CI/s in Exeter: Professor Susan Banducci, Professor Nicole Bolleyer Professor Dan Stevens, Professor Jack Vowles

Funding awarded: £ 237,333

Sponsor(s): Economic and Social Research Council (ESRC)

Project webpage(s)

Comparative Cross-National Electoral Research

About the research

Imagine that two individuals share the same characteristics, such as their age, education, social class, and gender. Also, assume that they hold identical political values. If these two individuals were deciding whether to vote in the next national elections or whom to vote for in that election, we would expect them to make an identical choice. But now, consider if they lived in two different countries with different party systems. In one country, the incumbent government is comprised of a single party which dominates the political landscape holding a large majority of seats and in electoral contests only faces two fragmented opposition parties. In the other country, two evenly matched parties compete for a majority of the seats in a highly competitive political landscape. How would these variations in political context affect their political behavior? Holding this thought experiment in mind, we can ask some important questions. Why do some countries have close elections and others do not? To explain these differences, we might ask questions about how individual preferences differ across countries. We might also ask how the electoral system and the structure of party competition influences citizen preferences and behaviour. For example, do citizens respond differently when there is competition between political parties and candidates? Both types of questions motivate comparative cross-national electoral research [CCNER] but only with a cross-national approach can we explicitly model and analyse the impact of the political context on individual attitudes and behaviour.

Over the past 60 years, a number of cross-national data collection efforts have produced data for the analysis of CCNER allowing researchers to investigate the types of questions outlined above. The availability of these large scale survey projects have allowed researchers to produce a number of useful observations about cross-national variations in political culture and political participation. More recent attempts to link institutions and electoral behaviour, such as the Comparative Study of Electoral Systems [CSES], has produced useful evidence about how institutional variations, such as the differences between proportional and majoritarian electoral systems, influence political preferences, participation and vote choice.

However, there can be problems in doing research using existing comparative cross-national data sets such as the CSES, the European Election Study [EES] or the European Social Survey [ESS]. First, sometimes we may lack data on relevant countries. How much does it matter to the conclusions of previous studies that some democracies are excluded from the analysis, and if it does, what can be done about it? Second, the political context at the time the data are collected may influence whether individuals respond to the survey and how they respond.

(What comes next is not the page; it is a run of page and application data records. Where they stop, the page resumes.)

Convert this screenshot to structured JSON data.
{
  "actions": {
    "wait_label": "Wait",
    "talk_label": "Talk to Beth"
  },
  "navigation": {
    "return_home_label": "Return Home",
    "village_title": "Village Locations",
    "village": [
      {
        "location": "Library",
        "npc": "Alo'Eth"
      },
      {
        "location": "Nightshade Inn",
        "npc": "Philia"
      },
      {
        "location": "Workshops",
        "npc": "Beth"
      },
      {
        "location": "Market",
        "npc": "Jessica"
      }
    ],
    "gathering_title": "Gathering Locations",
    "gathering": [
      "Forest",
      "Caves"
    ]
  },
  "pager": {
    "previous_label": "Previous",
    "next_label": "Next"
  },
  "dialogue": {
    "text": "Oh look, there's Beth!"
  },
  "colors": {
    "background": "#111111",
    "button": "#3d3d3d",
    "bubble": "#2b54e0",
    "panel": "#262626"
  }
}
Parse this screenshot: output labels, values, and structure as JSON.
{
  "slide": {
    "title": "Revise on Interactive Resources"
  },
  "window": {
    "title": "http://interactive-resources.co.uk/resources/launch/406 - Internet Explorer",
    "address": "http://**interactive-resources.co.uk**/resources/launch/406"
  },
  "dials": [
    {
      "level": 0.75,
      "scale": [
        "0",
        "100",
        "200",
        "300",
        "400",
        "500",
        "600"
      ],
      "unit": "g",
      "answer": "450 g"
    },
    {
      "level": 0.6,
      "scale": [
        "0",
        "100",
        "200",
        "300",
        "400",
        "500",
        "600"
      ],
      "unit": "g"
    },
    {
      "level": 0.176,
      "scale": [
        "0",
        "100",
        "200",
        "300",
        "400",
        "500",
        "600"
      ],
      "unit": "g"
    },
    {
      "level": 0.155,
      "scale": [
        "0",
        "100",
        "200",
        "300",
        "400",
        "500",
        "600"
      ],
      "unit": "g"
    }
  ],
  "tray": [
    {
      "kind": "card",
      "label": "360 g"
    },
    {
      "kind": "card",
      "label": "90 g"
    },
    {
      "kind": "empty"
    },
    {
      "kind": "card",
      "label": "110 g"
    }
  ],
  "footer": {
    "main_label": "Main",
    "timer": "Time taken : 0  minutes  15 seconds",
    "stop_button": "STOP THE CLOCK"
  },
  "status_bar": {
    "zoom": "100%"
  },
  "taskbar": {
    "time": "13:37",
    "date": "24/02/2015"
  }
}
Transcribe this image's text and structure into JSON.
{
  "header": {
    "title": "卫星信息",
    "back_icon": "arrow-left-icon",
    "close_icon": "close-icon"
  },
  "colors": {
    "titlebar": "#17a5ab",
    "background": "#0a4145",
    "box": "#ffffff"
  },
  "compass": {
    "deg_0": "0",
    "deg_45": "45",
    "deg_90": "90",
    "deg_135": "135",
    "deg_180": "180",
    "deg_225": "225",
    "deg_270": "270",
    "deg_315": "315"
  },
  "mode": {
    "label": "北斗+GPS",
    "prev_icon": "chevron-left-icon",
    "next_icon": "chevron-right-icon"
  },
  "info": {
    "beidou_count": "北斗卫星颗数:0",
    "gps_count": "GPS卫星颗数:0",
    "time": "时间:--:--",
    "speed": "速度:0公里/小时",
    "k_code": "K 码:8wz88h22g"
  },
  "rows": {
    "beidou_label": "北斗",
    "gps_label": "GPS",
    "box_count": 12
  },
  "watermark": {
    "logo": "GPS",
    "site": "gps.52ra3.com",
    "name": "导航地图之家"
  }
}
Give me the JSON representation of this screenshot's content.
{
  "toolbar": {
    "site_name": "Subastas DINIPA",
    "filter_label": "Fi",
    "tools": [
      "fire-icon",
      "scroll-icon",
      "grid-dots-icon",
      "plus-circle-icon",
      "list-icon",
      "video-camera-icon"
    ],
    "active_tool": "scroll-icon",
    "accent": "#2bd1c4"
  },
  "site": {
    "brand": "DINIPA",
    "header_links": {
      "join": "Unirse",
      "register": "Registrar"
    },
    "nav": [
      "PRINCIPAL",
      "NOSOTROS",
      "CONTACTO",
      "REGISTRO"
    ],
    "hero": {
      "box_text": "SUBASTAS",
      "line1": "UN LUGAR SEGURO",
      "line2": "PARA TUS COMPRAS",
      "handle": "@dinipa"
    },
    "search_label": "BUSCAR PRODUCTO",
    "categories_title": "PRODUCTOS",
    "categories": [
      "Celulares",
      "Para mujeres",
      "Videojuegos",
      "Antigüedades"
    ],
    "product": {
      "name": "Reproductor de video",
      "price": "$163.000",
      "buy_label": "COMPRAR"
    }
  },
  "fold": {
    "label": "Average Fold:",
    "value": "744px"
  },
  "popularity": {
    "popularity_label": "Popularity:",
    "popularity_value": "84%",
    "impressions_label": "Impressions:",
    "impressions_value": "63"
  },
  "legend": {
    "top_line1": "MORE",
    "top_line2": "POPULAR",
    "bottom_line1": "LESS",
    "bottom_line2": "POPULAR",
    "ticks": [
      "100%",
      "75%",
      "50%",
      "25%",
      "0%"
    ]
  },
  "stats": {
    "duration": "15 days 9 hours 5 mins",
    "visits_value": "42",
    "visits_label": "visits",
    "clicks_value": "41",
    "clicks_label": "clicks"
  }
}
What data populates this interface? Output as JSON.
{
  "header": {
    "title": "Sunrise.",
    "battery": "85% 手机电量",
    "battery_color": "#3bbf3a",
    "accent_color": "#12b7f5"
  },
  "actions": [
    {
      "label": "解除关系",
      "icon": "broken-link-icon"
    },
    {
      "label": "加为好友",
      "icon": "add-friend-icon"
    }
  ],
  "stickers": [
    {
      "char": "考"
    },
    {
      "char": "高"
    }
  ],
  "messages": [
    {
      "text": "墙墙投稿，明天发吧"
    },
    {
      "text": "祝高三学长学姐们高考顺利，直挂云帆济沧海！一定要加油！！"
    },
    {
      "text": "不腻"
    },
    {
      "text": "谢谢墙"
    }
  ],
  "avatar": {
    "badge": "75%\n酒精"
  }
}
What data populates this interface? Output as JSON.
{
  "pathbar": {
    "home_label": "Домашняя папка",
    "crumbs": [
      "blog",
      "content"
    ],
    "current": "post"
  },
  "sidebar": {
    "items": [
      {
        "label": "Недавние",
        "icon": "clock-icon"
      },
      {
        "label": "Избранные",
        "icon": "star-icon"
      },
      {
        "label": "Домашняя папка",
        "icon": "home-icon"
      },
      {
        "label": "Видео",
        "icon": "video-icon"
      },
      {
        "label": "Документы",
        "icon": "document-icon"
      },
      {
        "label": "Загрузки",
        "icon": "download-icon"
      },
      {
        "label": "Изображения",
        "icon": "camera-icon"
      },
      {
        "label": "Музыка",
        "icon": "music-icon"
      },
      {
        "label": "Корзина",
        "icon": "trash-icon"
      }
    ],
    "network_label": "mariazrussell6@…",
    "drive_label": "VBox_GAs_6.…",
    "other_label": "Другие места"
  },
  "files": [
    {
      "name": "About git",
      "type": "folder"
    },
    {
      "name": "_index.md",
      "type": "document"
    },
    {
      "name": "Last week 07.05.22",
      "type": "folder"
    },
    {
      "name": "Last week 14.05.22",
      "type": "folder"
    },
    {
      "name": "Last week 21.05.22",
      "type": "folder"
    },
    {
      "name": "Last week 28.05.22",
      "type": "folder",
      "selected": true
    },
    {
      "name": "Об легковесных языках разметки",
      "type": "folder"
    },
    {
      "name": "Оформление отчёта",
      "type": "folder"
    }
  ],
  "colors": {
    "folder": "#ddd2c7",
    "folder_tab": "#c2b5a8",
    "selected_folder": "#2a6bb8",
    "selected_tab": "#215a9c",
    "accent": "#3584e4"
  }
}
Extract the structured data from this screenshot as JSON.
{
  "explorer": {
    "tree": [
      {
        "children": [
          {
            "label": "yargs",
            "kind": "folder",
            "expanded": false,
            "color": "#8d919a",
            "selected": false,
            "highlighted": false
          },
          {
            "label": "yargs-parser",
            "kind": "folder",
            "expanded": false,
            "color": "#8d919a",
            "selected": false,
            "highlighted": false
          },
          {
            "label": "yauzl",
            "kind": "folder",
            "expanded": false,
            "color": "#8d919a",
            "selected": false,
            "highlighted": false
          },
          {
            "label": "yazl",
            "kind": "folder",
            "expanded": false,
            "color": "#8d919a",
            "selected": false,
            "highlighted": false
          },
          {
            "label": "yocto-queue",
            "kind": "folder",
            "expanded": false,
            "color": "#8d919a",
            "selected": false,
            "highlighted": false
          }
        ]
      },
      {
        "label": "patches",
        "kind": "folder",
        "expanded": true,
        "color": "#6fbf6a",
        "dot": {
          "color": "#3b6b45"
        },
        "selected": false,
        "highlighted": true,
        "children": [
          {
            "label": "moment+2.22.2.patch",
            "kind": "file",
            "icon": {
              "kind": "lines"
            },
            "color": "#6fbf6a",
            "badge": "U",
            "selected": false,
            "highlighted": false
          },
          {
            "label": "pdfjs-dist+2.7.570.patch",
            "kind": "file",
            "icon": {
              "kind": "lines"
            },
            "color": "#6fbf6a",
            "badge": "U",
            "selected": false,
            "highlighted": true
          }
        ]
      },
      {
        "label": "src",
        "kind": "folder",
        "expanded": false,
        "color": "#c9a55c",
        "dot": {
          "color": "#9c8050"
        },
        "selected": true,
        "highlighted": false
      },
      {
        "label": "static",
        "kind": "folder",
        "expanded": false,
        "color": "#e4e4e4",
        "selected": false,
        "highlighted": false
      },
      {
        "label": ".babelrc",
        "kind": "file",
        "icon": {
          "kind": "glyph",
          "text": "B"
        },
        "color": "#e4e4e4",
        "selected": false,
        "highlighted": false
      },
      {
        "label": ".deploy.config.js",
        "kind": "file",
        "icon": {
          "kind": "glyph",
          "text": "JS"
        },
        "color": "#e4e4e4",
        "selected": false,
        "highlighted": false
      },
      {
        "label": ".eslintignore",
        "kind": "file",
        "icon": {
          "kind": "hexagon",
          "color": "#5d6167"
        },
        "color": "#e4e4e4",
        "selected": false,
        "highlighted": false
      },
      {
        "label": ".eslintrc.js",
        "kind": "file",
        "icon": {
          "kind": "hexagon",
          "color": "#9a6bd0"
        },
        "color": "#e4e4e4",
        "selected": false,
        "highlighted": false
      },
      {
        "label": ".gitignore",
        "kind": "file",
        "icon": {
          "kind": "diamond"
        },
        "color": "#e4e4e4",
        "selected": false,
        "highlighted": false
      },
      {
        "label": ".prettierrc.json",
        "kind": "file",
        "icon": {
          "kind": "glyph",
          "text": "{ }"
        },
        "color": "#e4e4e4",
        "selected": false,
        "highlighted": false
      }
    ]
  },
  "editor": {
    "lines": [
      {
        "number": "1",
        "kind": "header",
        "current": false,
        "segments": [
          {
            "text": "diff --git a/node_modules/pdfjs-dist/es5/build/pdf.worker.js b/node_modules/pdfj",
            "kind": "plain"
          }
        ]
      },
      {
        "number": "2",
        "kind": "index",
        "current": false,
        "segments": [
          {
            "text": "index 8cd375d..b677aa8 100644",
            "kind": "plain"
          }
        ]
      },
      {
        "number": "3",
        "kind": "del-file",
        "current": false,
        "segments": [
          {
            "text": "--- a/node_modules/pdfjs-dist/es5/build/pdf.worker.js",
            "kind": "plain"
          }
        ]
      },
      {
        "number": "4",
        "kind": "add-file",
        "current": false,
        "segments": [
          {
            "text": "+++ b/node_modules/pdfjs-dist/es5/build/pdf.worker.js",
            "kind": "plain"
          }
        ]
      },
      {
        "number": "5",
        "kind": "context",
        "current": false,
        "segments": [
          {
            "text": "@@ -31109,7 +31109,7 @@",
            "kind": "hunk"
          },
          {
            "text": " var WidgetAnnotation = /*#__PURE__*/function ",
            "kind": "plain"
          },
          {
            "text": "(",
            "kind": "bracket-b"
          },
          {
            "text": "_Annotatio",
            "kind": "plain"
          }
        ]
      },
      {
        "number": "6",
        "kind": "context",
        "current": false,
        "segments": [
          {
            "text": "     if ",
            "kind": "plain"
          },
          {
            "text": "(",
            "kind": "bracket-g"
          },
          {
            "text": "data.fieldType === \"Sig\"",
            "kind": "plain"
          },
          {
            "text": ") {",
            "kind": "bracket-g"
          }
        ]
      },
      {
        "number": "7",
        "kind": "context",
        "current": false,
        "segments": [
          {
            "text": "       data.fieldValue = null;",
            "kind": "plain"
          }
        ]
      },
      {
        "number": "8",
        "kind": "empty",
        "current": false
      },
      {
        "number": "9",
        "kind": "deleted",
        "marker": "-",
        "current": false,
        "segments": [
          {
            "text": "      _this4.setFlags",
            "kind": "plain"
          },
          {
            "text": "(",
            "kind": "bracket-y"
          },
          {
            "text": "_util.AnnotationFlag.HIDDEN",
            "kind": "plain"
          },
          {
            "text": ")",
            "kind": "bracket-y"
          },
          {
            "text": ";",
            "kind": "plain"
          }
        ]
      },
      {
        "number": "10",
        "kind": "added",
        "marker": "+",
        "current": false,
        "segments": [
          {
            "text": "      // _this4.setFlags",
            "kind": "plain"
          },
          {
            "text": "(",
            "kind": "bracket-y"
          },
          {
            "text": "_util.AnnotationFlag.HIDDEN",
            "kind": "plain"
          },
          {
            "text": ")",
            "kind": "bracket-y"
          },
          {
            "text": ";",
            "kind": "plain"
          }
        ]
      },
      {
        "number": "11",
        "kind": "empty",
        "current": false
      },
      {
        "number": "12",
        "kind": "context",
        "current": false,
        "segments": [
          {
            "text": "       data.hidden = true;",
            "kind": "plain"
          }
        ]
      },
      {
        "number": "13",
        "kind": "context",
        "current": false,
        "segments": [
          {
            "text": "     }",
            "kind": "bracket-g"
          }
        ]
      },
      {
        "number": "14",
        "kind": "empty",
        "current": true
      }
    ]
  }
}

For example, responses to questions about political preferences may be influenced by when the question is asked in the election calendar – the further the election away, the less stable preferences might be. Finally, cross-national research requires that we take into account that individuals are a part of neighbourhoods, communities and countries. Two individuals sharing the same geographic location are more likely to be similar to one another than two individuals from two different countries or two different communities.

This similarity needs to be taken into account during the analysis of data. Our research and training programme in CCNER will train academic researchers and students in methods that address the above problems. Our strategy is to focus on the question of the analysis of electoral competitiveness as it illustrates many of the problematic issues of this type of research. We plan eight workshops, a web portal, supplementary materials that will include macro data and analytical techniques, and publications that together will build capacity for cross-national research in the UK.

Economic and Social Research Council